═══ DATASET ═══

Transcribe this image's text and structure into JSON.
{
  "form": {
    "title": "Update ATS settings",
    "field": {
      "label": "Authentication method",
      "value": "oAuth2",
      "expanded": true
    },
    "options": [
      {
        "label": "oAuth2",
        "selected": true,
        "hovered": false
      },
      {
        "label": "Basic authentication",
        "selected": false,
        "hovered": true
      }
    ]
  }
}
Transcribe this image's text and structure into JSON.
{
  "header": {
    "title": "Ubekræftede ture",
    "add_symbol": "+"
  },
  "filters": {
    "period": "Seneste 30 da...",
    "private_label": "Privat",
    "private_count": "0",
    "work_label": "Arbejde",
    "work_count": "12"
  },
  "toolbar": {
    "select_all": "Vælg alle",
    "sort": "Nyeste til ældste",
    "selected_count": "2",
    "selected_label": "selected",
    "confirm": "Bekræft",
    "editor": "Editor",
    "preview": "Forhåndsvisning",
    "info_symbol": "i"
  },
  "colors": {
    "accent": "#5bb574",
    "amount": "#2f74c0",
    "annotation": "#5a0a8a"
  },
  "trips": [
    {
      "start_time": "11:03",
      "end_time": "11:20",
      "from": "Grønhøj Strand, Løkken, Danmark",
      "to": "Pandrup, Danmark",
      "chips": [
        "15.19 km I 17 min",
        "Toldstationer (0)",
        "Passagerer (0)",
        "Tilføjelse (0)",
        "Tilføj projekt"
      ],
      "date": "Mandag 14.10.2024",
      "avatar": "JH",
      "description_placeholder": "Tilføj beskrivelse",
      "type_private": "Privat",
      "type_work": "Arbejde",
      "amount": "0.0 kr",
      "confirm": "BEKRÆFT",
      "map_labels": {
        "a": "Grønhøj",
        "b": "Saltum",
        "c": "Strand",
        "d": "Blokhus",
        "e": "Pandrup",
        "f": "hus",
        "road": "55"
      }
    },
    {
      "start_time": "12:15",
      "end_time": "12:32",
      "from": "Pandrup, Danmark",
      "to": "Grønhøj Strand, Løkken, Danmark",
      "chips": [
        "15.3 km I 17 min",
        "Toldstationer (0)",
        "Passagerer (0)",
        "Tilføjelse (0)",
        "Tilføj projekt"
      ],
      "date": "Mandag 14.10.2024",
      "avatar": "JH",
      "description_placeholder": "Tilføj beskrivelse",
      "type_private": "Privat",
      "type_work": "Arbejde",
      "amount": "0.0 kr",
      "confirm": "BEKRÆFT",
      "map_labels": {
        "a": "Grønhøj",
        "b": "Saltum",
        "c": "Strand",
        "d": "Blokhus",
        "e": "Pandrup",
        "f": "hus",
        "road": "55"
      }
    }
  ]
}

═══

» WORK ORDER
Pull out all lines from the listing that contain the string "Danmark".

» TASK ANSWER
      "from": "Grønhøj Strand, Løkken, Danmark",
      "to": "Pandrup, Danmark",
      "from": "Pandrup, Danmark",
      "to": "Grønhøj Strand, Løkken, Danmark",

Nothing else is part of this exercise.